But, in case you haven’t read the paper in recent years, and the circulation statistics say you probably haven’t, things have not been so good.
The stripped-down arts pages have offered less and less. The same goes for the business section. Even great news scoops by Laurel Sweet and other remaining veteran reporters for a long while would get pushed down the book for political coverage. And even in the few places where people remained, such as the photo department, the talent felt squandered.
What coincided with this downgrading across most sections was the loss of people, many of whom had worked at the paper for many years.
When I came back in 2008 for a part-time gig on the business copy desk, working mostly three to five days a week, the paper had suffered many losses, but familiar faces were around. That would soon change. After more buyouts and shakeups in the following years, more staffers would exit, especially reporters and editors of the business section that, slowly, starting around late 2010, disintegrated into a shell of its former self. (It would also strangely get renamed BizSm@rt. Yes, BizSm@rt. I can only imagine if I were an EA today, getting a message from an irate copy editor that reads: “Hey, peon sucker, BizSm@rt is one word, with a capital ‘S’, one ‘z’ and one ‘@’!”)
But for me, especially after 2011, things were actually going OK for a while. I was eventually hired full-time as a copy editor in the news section, and, suddenly, at this paper where I was once a complete shame and had questioned whether I actually deserved to cash my paycheck, I was now often writing 88-point headlines for news pages, and even designing pages 2, 3, 4 and 5.
It was a fun run.
Still, in 2013, I left the paper, almost certain it would soon be bought or close shortly.
But it didn’t fold, and I began to think it would somehow just stay afloat, literally, like some sort of jellyfish, bobbing along, sometimes ready to sting, but mostly just there.
By the time I came back to fill in for a weeks’ long stint at the end of 2014, writing TV reviews and editing arts stories, even more old-timers were gone, more desks were empty. Then I was asked to fill in some copy editing shifts for several months starting in mid-2017. That was the biggest shock. I was suddenly the stranger. Several of the desks that were actually filled were filled with new faces. The place just seemed eerily quiet. It was then that I felt the Herald was truly a different place. The changes had happened long ago, but now they were literally staring me in the face.
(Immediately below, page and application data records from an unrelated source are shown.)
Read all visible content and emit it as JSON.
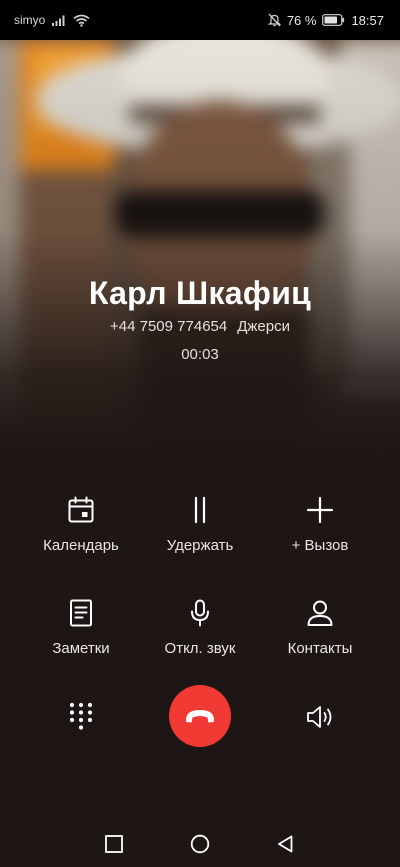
{
  "status_bar": {
    "carrier": "simyo",
    "battery": "76 %",
    "time": "18:57",
    "icons": [
      "signal-icon",
      "wifi-icon",
      "do-not-disturb-icon",
      "battery-icon"
    ]
  },
  "caller": {
    "name": "Карл Шкафиц",
    "phone": "+44 7509 774654",
    "location": "Джерси",
    "duration": "00:03"
  },
  "actions": [
    {
      "label": "Календарь",
      "icon": "calendar-icon"
    },
    {
      "label": "Удержать",
      "icon": "pause-icon"
    },
    {
      "label": "+ Вызов",
      "icon": "plus-icon"
    },
    {
      "label": "Заметки",
      "icon": "notes-icon"
    },
    {
      "label": "Откл. звук",
      "icon": "microphone-icon"
    },
    {
      "label": "Контакты",
      "icon": "contact-icon"
    }
  ],
  "controls": {
    "dialpad_icon": "dialpad-icon",
    "end_call_icon": "end-call-icon",
    "speaker_icon": "speaker-icon",
    "end_call_color": "#f23a34"
  },
  "nav_bar": {
    "icons": [
      "recents-square-icon",
      "home-circle-icon",
      "back-triangle-icon"
    ]
  },
  "colors": {
    "background": "#1e1614",
    "status_bar": "#000000",
    "text": "#ffffff"
  }
}
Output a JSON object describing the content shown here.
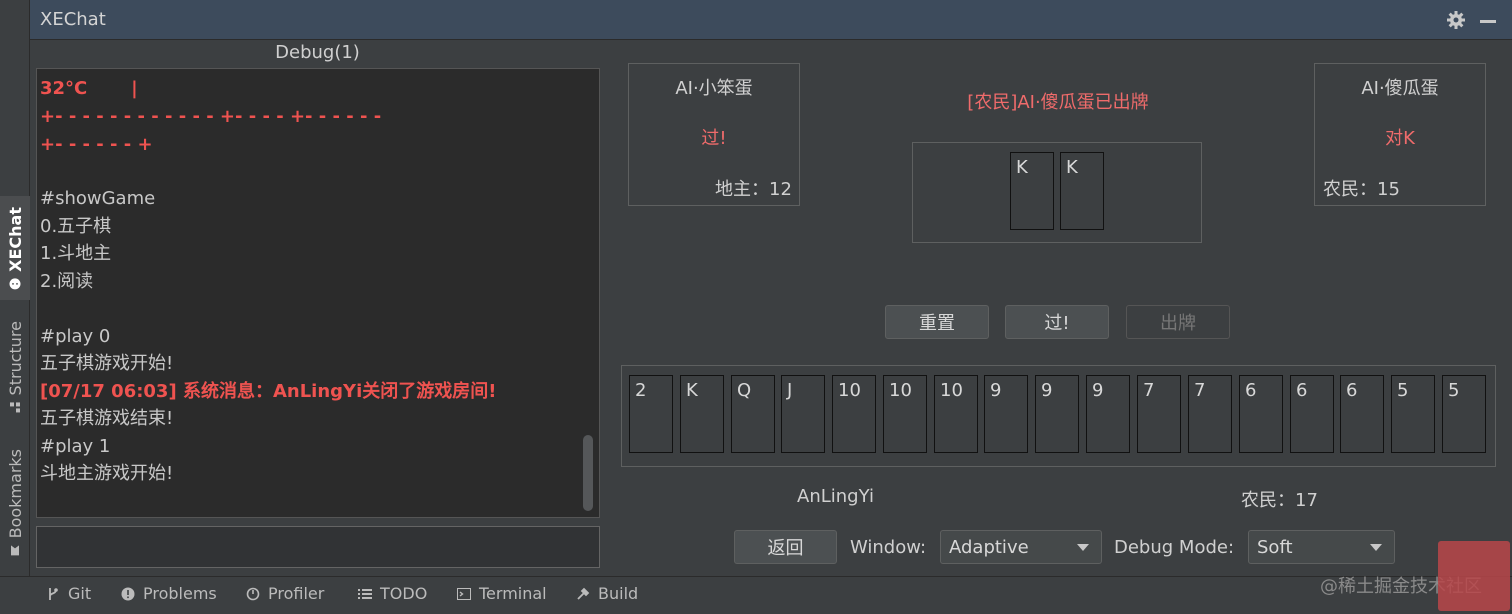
{
  "window": {
    "title": "XEChat"
  },
  "side_tabs": [
    {
      "label": "XEChat",
      "icon": "chat-icon"
    },
    {
      "label": "Structure",
      "icon": "structure-icon"
    },
    {
      "label": "Bookmarks",
      "icon": "bookmark-icon"
    }
  ],
  "debug": {
    "title": "Debug(1)",
    "lines": [
      {
        "text": "32°C       |",
        "style": "red"
      },
      {
        "text": "+- - - - - - - - - - - - +- - - - +- - - - - -",
        "style": "red"
      },
      {
        "text": "+- - - - - - +",
        "style": "red"
      },
      {
        "text": "",
        "style": "normal"
      },
      {
        "text": "#showGame",
        "style": "normal"
      },
      {
        "text": "0.五子棋",
        "style": "normal"
      },
      {
        "text": "1.斗地主",
        "style": "normal"
      },
      {
        "text": "2.阅读",
        "style": "normal"
      },
      {
        "text": "",
        "style": "normal"
      },
      {
        "text": "#play 0",
        "style": "normal"
      },
      {
        "text": "五子棋游戏开始!",
        "style": "normal"
      },
      {
        "text": "[07/17 06:03] 系统消息：AnLingYi关闭了游戏房间!",
        "style": "red"
      },
      {
        "text": "五子棋游戏结束!",
        "style": "normal"
      },
      {
        "text": "#play 1",
        "style": "normal"
      },
      {
        "text": "斗地主游戏开始!",
        "style": "normal"
      }
    ],
    "input_value": ""
  },
  "game": {
    "left_player": {
      "name": "AI·小笨蛋",
      "status": "过!",
      "count": "地主：12"
    },
    "right_player": {
      "name": "AI·傻瓜蛋",
      "status": "对K",
      "count": "农民：15"
    },
    "last_play_text": "[农民]AI·傻瓜蛋已出牌",
    "table_cards": [
      "K",
      "K"
    ],
    "buttons": {
      "reset": "重置",
      "pass": "过!",
      "play": "出牌"
    },
    "hand_cards": [
      "2",
      "K",
      "Q",
      "J",
      "10",
      "10",
      "10",
      "9",
      "9",
      "9",
      "7",
      "7",
      "6",
      "6",
      "6",
      "5",
      "5"
    ],
    "self_player": {
      "name": "AnLingYi",
      "count": "农民：17"
    }
  },
  "controls": {
    "back_label": "返回",
    "window_label": "Window:",
    "window_value": "Adaptive",
    "debug_mode_label": "Debug Mode:",
    "debug_mode_value": "Soft"
  },
  "bottom_bar": [
    {
      "label": "Git",
      "icon": "git-icon"
    },
    {
      "label": "Problems",
      "icon": "problems-icon"
    },
    {
      "label": "Profiler",
      "icon": "profiler-icon"
    },
    {
      "label": "TODO",
      "icon": "todo-icon"
    },
    {
      "label": "Terminal",
      "icon": "terminal-icon"
    },
    {
      "label": "Build",
      "icon": "build-icon"
    }
  ],
  "watermark": "@稀土掘金技术社区"
}
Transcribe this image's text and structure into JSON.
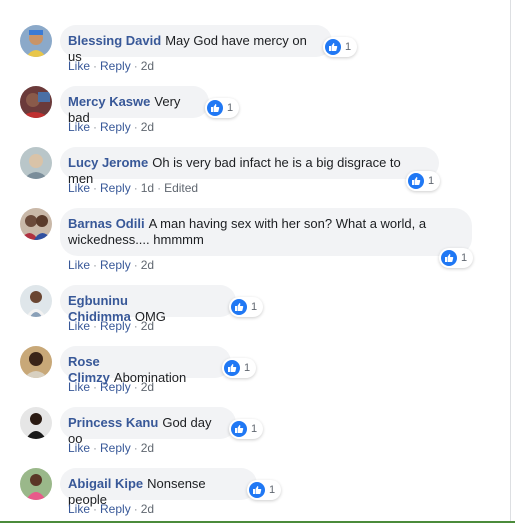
{
  "comments": [
    {
      "author": "Blessing David",
      "text": "May God have mercy on us",
      "reactions": "1",
      "like": "Like",
      "reply": "Reply",
      "time": "2d",
      "edited": ""
    },
    {
      "author": "Mercy Kaswe",
      "text": "Very bad",
      "reactions": "1",
      "like": "Like",
      "reply": "Reply",
      "time": "2d",
      "edited": ""
    },
    {
      "author": "Lucy Jerome",
      "text": "Oh is very bad infact he is a big disgrace to men",
      "reactions": "1",
      "like": "Like",
      "reply": "Reply",
      "time": "1d",
      "edited": "Edited"
    },
    {
      "author": "Barnas Odili",
      "text": "A man having sex with her son? What a world, a wickedness.... hmmmm",
      "reactions": "1",
      "like": "Like",
      "reply": "Reply",
      "time": "2d",
      "edited": ""
    },
    {
      "author": "Egbuninu Chidimma",
      "text": "OMG",
      "reactions": "1",
      "like": "Like",
      "reply": "Reply",
      "time": "2d",
      "edited": ""
    },
    {
      "author": "Rose Climzy",
      "text": "Abomination",
      "reactions": "1",
      "like": "Like",
      "reply": "Reply",
      "time": "2d",
      "edited": ""
    },
    {
      "author": "Princess Kanu",
      "text": "God day oo",
      "reactions": "1",
      "like": "Like",
      "reply": "Reply",
      "time": "2d",
      "edited": ""
    },
    {
      "author": "Abigail Kipe",
      "text": "Nonsense people",
      "reactions": "1",
      "like": "Like",
      "reply": "Reply",
      "time": "2d",
      "edited": ""
    }
  ],
  "colors": {
    "author": "#385898",
    "bubble": "#f2f3f5",
    "like_blue": "#2078f4",
    "meta": "#606770"
  },
  "icons": {
    "reaction": "thumbs-up-icon",
    "avatar": "avatar"
  }
}
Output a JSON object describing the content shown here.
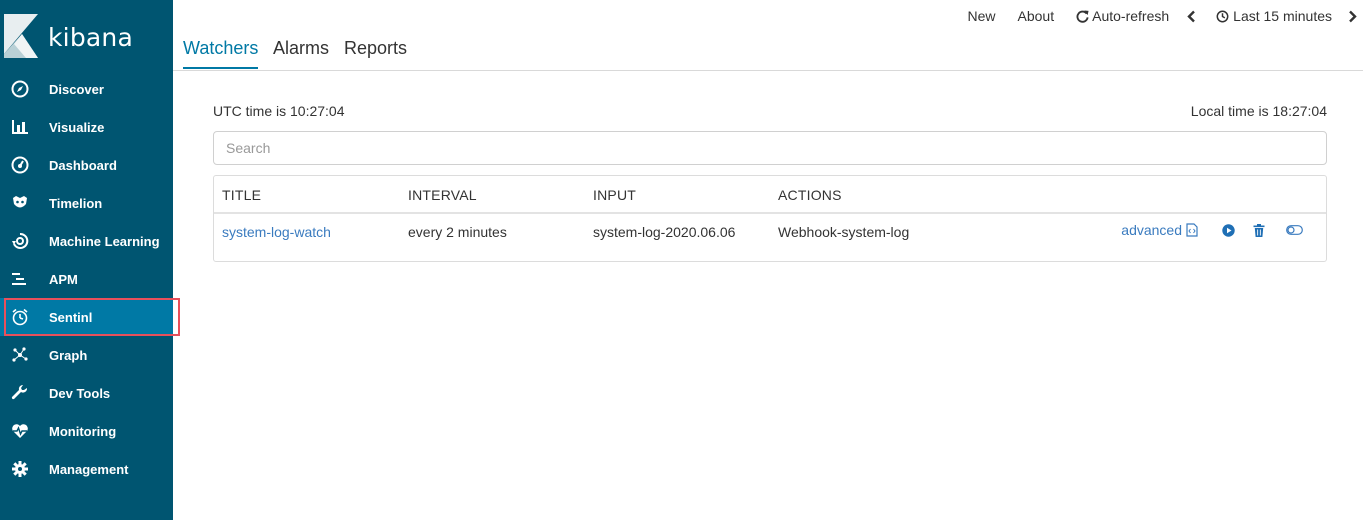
{
  "app": {
    "name": "kibana"
  },
  "sidebar": {
    "items": [
      {
        "label": "Discover",
        "icon": "compass-icon"
      },
      {
        "label": "Visualize",
        "icon": "bar-chart-icon"
      },
      {
        "label": "Dashboard",
        "icon": "gauge-icon"
      },
      {
        "label": "Timelion",
        "icon": "timelion-icon"
      },
      {
        "label": "Machine Learning",
        "icon": "machine-learning-icon"
      },
      {
        "label": "APM",
        "icon": "apm-icon"
      },
      {
        "label": "Sentinl",
        "icon": "alarm-clock-icon",
        "active": true
      },
      {
        "label": "Graph",
        "icon": "graph-icon"
      },
      {
        "label": "Dev Tools",
        "icon": "wrench-icon"
      },
      {
        "label": "Monitoring",
        "icon": "heartbeat-icon"
      },
      {
        "label": "Management",
        "icon": "gear-icon"
      }
    ]
  },
  "topbar": {
    "new_label": "New",
    "about_label": "About",
    "autorefresh_label": "Auto-refresh",
    "time_range_label": "Last 15 minutes"
  },
  "tabs": [
    {
      "label": "Watchers",
      "active": true
    },
    {
      "label": "Alarms"
    },
    {
      "label": "Reports"
    }
  ],
  "main": {
    "utc_time": "UTC time is 10:27:04",
    "local_time": "Local time is 18:27:04",
    "search_placeholder": "Search"
  },
  "table": {
    "columns": [
      "TITLE",
      "INTERVAL",
      "INPUT",
      "ACTIONS"
    ],
    "rows": [
      {
        "title": "system-log-watch",
        "interval": "every 2 minutes",
        "input": "system-log-2020.06.06",
        "actions": "Webhook-system-log",
        "advanced_label": "advanced"
      }
    ]
  },
  "colors": {
    "sidebar_bg": "#005571",
    "sidebar_active": "#0079a5",
    "accent": "#0079a5",
    "link": "#3a7bbf",
    "highlight_outline": "#e8505b"
  }
}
But it was running. The lights were on and the paper was getting printed. Even that radio station the paper devoted so much to was ostensibly on the air.
Now the road for the paper seems to have an end, or at least a big fork in it.
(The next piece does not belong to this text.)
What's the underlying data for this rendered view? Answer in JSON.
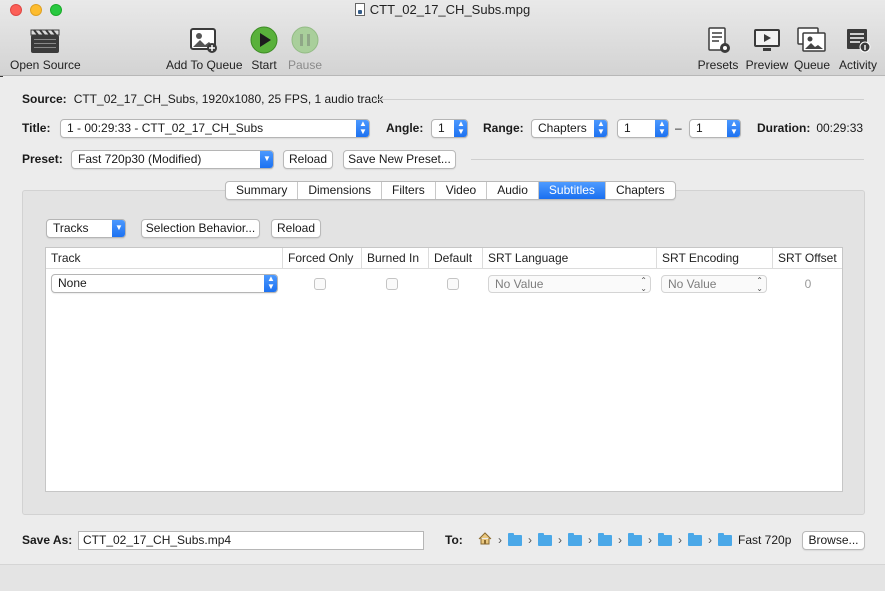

It’s hard for me to believe that whoever buys the Herald will keep the very few remaining veteran reporters, stellar photographers, and editors, at least not with comparable pay. Even those newer men and women at the paper, who over the past couple years had begun learning the ways of the Herald, will no doubt face a tough time. And no one is hopeful that the copy editors — those people who guard against slip-ups like those I made so many times when starting out — will remain, especially if GateHouse buys the paper and decides design work should go to Texas (where the difference between Faneuil Street and Faneuil Hall is on the top of everyone’s minds).
This is all bad news for the tabloid.
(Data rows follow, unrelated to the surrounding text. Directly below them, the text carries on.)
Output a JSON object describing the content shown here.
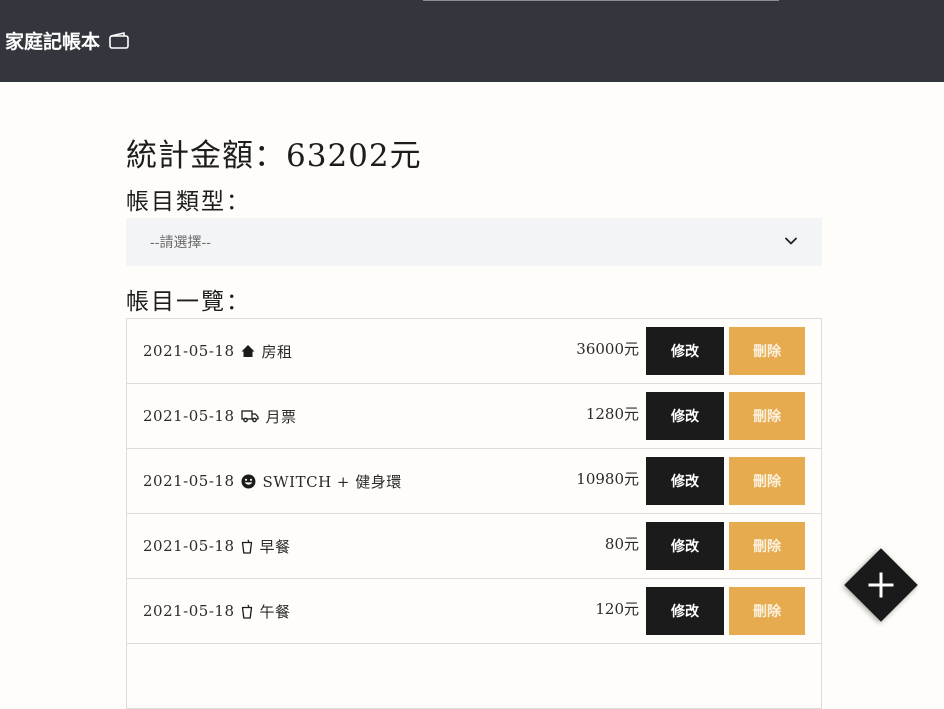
{
  "navbar": {
    "brand_label": "家庭記帳本",
    "brand_icon": "wallet-icon"
  },
  "summary": {
    "total_label": "統計金額：63202元"
  },
  "type_filter": {
    "title": "帳目類型：",
    "selected": "--請選擇--"
  },
  "list": {
    "title": "帳目一覽：",
    "edit_label": "修改",
    "delete_label": "刪除",
    "items": [
      {
        "date": "2021-05-18",
        "icon": "house-icon",
        "name": "房租",
        "amount": "36000元"
      },
      {
        "date": "2021-05-18",
        "icon": "truck-icon",
        "name": "月票",
        "amount": "1280元"
      },
      {
        "date": "2021-05-18",
        "icon": "smile-icon",
        "name": "SWITCH + 健身環",
        "amount": "10980元"
      },
      {
        "date": "2021-05-18",
        "icon": "cup-icon",
        "name": "早餐",
        "amount": "80元"
      },
      {
        "date": "2021-05-18",
        "icon": "cup-icon",
        "name": "午餐",
        "amount": "120元"
      }
    ]
  },
  "fab": {
    "icon": "plus-icon"
  },
  "colors": {
    "navbar_bg": "#33363c",
    "edit_button_bg": "#1b1b1b",
    "delete_button_bg": "#e5ab4e",
    "page_bg": "#fefdf9"
  }
}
Still, when I see that iconic little Herald newsboy always clutching the paper in his raised hand, and think of the paper’s hits, good people and greatest headlines, I can’t help but believe that it might just surprise us all — if someone will just give it a chance.
Adam Smith is a freelance writer and copy editor who has worked for various publications, including the Boston Herald, where he currently pens two weekly real-estate showcases. He can be reached at firstname.lastname@example.org.